His original Wonder Woman script is now notorious, but what drives me crazy about Joss Whedon is how long he’s coasted on outdated “feminist” tropes that actually don’t treat women as complex individuals. Whedon might have been groundbreaking back in the ’90s, but times have changed – and even Buffy has some very questionable sexual politics.
Yeah, that’s right, I said it. Old QT occasionally creates some Strong Female Characters ™, but for the most part he relies on old stereotypes and the strength of his actresses to convey a complexity that the scripts themselves simply don’t have. He also enjoys making certain that women are subjected to any form of humiliation – from rape to harassment to physical endangerment – just in case they didn’t know their place.
Showgirls. I mean…*gestures wildly*.
Brian De Palma
Well, obviously. De Palma has never liked women, and usually turns to the “but it’s a THRILLER!” excuse for why they are so consistently manipulated and brutalized in his films. But turn on Dressed to Kill, which he wrote as well as directed, and tell me that he doesn’t consider women as bodies to be dismembered.
Alex Kurtzman and Roberto Orci
This pair couldn’t get much hotter in the mid-2000’s. Their strength in mild and unchallenging fantasy stories placed them in a nice, cushy spot as the screenwriting team all the hot directors wanted to work with. However, while their stories are interesting, the woman really aren’t. Transformers… Star Trek: Into Darkness… yup…
Shane Black established himself as a go-to boy in Hollywood in the 1980s. While he’s a pro at fun and quippy dialogue, his stunted man child characters don’t lend themselves to interesting ladies. The 1980s are well-known as being a reactionary swing against second wave feminism and Shane Black is a poster boy for this era. Don’t even get me started on The Predator and Olivia Munn…
James Bond…enough said.
Robert Young and Joseph T. Steck

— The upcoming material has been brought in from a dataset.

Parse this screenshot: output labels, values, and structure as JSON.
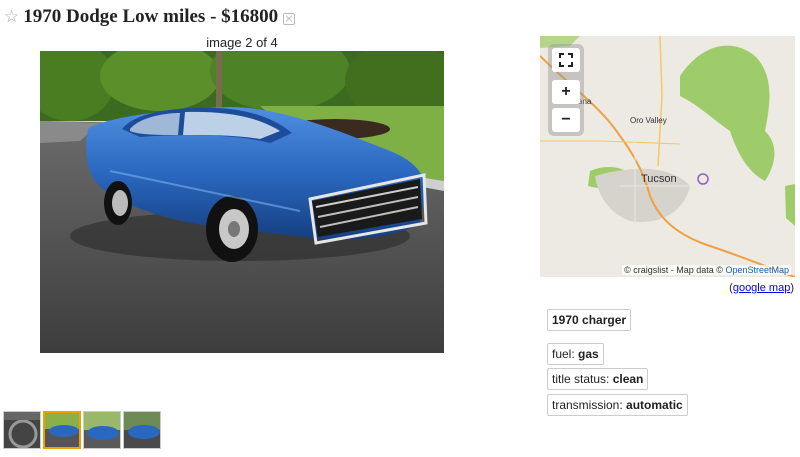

Okay, this one is a bit of a cheat. When all is said and done, Young and Steck didn’t actually write many movies. However, their one credit is enough to place them squarely on this list. Months ago, I sat down to watch the little “gem” called Waterhole #3, a 1967 western comedy starring James Coburn and Carroll O’Connor. Think of it as In Like Flint getting trapped in the old west. The film features one female character, played by actress Margaret Blye. She is subjected to some of the worst treatment I’ve seen, especially when played as a comedy. There are rape jokes a plenty, including O’Connor mentioning to his daughter Blye that she’s pretty, so “of course they would want to rape” her. She’s also reduced to waiting nude on a rock to be saved by Coburn. Are parts of it funny? Sure. However, in order to make this movie a success, you need to watch this film with the eyes of a 50 year old man. I doesn’t play well otherwise.
Harold Ramis and Douglas Kenney
This one hurts a bit to include. I’ll preface this by saying, I absolutely love Animal House, and it is still one of my favorite movies. However, it doesn’t make it any less problematic. This also applies to the long string of National Lampoon brand comedies worked on by the two men in the 1970s and 1980s. The broad sex comedies are funny, sure. However, the interesting female characters are few and far between.